------ THE DATA ------

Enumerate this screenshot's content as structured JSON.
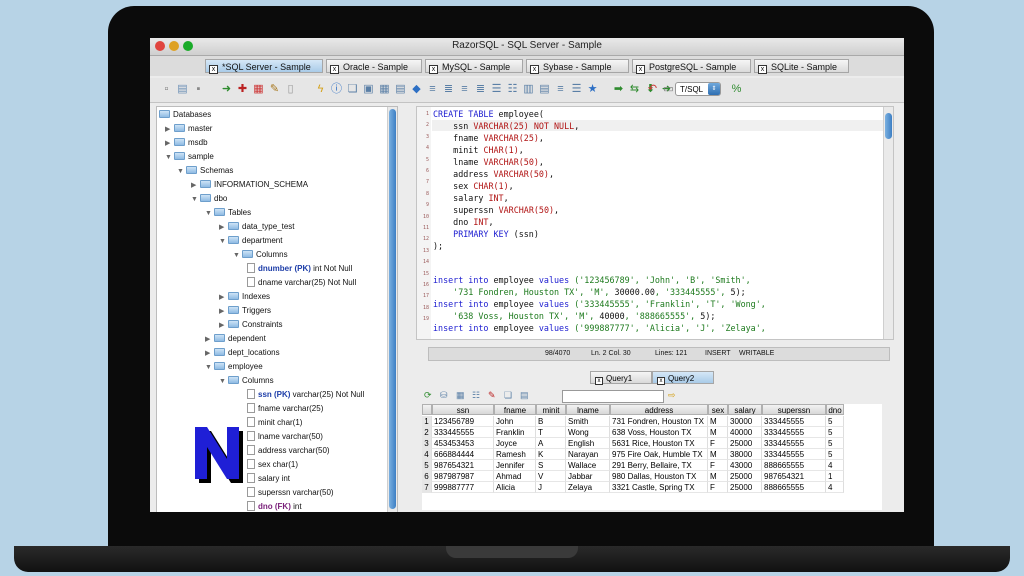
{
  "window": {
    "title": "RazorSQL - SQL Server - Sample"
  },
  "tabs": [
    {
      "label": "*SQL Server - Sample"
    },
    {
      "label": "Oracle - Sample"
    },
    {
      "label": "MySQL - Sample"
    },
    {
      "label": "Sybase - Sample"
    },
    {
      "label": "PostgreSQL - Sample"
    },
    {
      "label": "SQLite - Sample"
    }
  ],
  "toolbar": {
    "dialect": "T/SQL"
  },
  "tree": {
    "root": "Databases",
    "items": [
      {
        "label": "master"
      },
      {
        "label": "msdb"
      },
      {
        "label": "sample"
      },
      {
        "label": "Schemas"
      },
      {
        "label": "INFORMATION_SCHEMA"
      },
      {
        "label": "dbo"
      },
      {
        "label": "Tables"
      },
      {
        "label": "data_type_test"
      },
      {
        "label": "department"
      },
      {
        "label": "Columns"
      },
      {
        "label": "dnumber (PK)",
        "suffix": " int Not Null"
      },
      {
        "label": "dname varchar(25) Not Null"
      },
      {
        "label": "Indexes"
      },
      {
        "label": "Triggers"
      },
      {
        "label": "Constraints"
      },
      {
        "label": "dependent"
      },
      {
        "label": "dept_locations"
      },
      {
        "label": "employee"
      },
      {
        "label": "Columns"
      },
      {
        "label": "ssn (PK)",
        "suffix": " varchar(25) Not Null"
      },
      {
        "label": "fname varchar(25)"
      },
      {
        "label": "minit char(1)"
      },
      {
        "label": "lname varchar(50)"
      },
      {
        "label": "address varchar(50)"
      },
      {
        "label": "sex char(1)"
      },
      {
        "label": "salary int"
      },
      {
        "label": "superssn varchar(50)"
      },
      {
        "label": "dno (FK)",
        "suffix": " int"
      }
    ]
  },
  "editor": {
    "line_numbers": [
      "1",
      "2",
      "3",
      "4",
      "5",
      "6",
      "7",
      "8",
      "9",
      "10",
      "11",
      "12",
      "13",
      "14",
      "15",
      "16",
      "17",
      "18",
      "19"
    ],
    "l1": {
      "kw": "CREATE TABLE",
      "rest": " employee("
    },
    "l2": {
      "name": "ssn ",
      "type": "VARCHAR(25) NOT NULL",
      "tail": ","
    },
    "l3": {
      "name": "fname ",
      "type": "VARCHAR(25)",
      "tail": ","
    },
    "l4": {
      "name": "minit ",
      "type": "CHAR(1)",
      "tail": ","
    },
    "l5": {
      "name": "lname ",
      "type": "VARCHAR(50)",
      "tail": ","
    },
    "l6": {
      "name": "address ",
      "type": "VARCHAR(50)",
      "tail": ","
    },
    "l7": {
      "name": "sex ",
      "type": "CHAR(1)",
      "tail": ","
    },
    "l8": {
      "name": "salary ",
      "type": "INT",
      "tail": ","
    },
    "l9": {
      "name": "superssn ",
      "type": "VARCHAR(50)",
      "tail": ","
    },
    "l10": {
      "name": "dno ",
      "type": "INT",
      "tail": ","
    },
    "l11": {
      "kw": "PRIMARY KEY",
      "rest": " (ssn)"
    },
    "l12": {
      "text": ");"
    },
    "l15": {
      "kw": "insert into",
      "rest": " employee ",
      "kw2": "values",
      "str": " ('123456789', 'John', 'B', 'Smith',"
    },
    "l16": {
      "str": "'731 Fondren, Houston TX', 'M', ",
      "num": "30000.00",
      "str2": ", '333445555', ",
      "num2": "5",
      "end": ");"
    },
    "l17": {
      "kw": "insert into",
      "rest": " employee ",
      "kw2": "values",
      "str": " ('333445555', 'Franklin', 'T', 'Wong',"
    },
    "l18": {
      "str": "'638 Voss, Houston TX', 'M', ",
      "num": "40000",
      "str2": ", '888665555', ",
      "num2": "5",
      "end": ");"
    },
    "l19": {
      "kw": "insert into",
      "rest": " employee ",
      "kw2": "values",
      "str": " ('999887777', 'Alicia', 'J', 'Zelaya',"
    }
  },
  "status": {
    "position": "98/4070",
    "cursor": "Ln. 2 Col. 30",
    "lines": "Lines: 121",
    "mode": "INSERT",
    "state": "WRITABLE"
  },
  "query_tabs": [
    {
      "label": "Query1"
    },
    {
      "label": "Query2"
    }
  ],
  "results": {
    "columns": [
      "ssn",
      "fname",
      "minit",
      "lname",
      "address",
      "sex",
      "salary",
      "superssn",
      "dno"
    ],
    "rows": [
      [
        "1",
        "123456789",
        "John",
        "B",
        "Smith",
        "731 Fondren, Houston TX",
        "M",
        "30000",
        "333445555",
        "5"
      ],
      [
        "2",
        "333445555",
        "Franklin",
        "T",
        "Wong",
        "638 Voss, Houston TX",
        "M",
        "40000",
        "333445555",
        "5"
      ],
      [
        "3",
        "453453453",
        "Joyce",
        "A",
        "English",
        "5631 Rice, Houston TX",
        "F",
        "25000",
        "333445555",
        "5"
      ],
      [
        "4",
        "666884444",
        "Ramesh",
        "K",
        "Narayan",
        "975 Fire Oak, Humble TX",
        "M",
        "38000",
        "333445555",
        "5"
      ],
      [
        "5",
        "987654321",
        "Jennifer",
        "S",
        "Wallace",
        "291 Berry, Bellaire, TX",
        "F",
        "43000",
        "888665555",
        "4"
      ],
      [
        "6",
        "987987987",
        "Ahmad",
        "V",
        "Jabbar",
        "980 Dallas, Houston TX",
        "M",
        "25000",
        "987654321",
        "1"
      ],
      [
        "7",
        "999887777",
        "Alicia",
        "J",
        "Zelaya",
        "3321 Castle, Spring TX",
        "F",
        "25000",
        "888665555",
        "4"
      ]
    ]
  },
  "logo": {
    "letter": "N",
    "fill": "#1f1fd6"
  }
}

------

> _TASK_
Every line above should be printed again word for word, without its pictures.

> _TASK RESULT_
Enumerate this screenshot's content as structured JSON.
{
  "window": {
    "title": "RazorSQL - SQL Server - Sample"
  },
  "tabs": [
    {
      "label": "*SQL Server - Sample"
    },
    {
      "label": "Oracle - Sample"
    },
    {
      "label": "MySQL - Sample"
    },
    {
      "label": "Sybase - Sample"
    },
    {
      "label": "PostgreSQL - Sample"
    },
    {
      "label": "SQLite - Sample"
    }
  ],
  "toolbar": {
    "dialect": "T/SQL"
  },
  "tree": {
    "root": "Databases",
    "items": [
      {
        "label": "master"
      },
      {
        "label": "msdb"
      },
      {
        "label": "sample"
      },
      {
        "label": "Schemas"
      },
      {
        "label": "INFORMATION_SCHEMA"
      },
      {
        "label": "dbo"
      },
      {
        "label": "Tables"
      },
      {
        "label": "data_type_test"
      },
      {
        "label": "department"
      },
      {
        "label": "Columns"
      },
      {
        "label": "dnumber (PK)",
        "suffix": " int Not Null"
      },
      {
        "label": "dname varchar(25) Not Null"
      },
      {
        "label": "Indexes"
      },
      {
        "label": "Triggers"
      },
      {
        "label": "Constraints"
      },
      {
        "label": "dependent"
      },
      {
        "label": "dept_locations"
      },
      {
        "label": "employee"
      },
      {
        "label": "Columns"
      },
      {
        "label": "ssn (PK)",
        "suffix": " varchar(25) Not Null"
      },
      {
        "label": "fname varchar(25)"
      },
      {
        "label": "minit char(1)"
      },
      {
        "label": "lname varchar(50)"
      },
      {
        "label": "address varchar(50)"
      },
      {
        "label": "sex char(1)"
      },
      {
        "label": "salary int"
      },
      {
        "label": "superssn varchar(50)"
      },
      {
        "label": "dno (FK)",
        "suffix": " int"
      }
    ]
  },
  "editor": {
    "line_numbers": [
      "1",
      "2",
      "3",
      "4",
      "5",
      "6",
      "7",
      "8",
      "9",
      "10",
      "11",
      "12",
      "13",
      "14",
      "15",
      "16",
      "17",
      "18",
      "19"
    ],
    "l1": {
      "kw": "CREATE TABLE",
      "rest": " employee("
    },
    "l2": {
      "name": "ssn ",
      "type": "VARCHAR(25) NOT NULL",
      "tail": ","
    },
    "l3": {
      "name": "fname ",
      "type": "VARCHAR(25)",
      "tail": ","
    },
    "l4": {
      "name": "minit ",
      "type": "CHAR(1)",
      "tail": ","
    },
    "l5": {
      "name": "lname ",
      "type": "VARCHAR(50)",
      "tail": ","
    },
    "l6": {
      "name": "address ",
      "type": "VARCHAR(50)",
      "tail": ","
    },
    "l7": {
      "name": "sex ",
      "type": "CHAR(1)",
      "tail": ","
    },
    "l8": {
      "name": "salary ",
      "type": "INT",
      "tail": ","
    },
    "l9": {
      "name": "superssn ",
      "type": "VARCHAR(50)",
      "tail": ","
    },
    "l10": {
      "name": "dno ",
      "type": "INT",
      "tail": ","
    },
    "l11": {
      "kw": "PRIMARY KEY",
      "rest": " (ssn)"
    },
    "l12": {
      "text": ");"
    },
    "l15": {
      "kw": "insert into",
      "rest": " employee ",
      "kw2": "values",
      "str": " ('123456789', 'John', 'B', 'Smith',"
    },
    "l16": {
      "str": "'731 Fondren, Houston TX', 'M', ",
      "num": "30000.00",
      "str2": ", '333445555', ",
      "num2": "5",
      "end": ");"
    },
    "l17": {
      "kw": "insert into",
      "rest": " employee ",
      "kw2": "values",
      "str": " ('333445555', 'Franklin', 'T', 'Wong',"
    },
    "l18": {
      "str": "'638 Voss, Houston TX', 'M', ",
      "num": "40000",
      "str2": ", '888665555', ",
      "num2": "5",
      "end": ");"
    },
    "l19": {
      "kw": "insert into",
      "rest": " employee ",
      "kw2": "values",
      "str": " ('999887777', 'Alicia', 'J', 'Zelaya',"
    }
  },
  "status": {
    "position": "98/4070",
    "cursor": "Ln. 2 Col. 30",
    "lines": "Lines: 121",
    "mode": "INSERT",
    "state": "WRITABLE"
  },
  "query_tabs": [
    {
      "label": "Query1"
    },
    {
      "label": "Query2"
    }
  ],
  "results": {
    "columns": [
      "ssn",
      "fname",
      "minit",
      "lname",
      "address",
      "sex",
      "salary",
      "superssn",
      "dno"
    ],
    "rows": [
      [
        "1",
        "123456789",
        "John",
        "B",
        "Smith",
        "731 Fondren, Houston TX",
        "M",
        "30000",
        "333445555",
        "5"
      ],
      [
        "2",
        "333445555",
        "Franklin",
        "T",
        "Wong",
        "638 Voss, Houston TX",
        "M",
        "40000",
        "333445555",
        "5"
      ],
      [
        "3",
        "453453453",
        "Joyce",
        "A",
        "English",
        "5631 Rice, Houston TX",
        "F",
        "25000",
        "333445555",
        "5"
      ],
      [
        "4",
        "666884444",
        "Ramesh",
        "K",
        "Narayan",
        "975 Fire Oak, Humble TX",
        "M",
        "38000",
        "333445555",
        "5"
      ],
      [
        "5",
        "987654321",
        "Jennifer",
        "S",
        "Wallace",
        "291 Berry, Bellaire, TX",
        "F",
        "43000",
        "888665555",
        "4"
      ],
      [
        "6",
        "987987987",
        "Ahmad",
        "V",
        "Jabbar",
        "980 Dallas, Houston TX",
        "M",
        "25000",
        "987654321",
        "1"
      ],
      [
        "7",
        "999887777",
        "Alicia",
        "J",
        "Zelaya",
        "3321 Castle, Spring TX",
        "F",
        "25000",
        "888665555",
        "4"
      ]
    ]
  },
  "logo": {
    "letter": "N",
    "fill": "#1f1fd6"
  }
}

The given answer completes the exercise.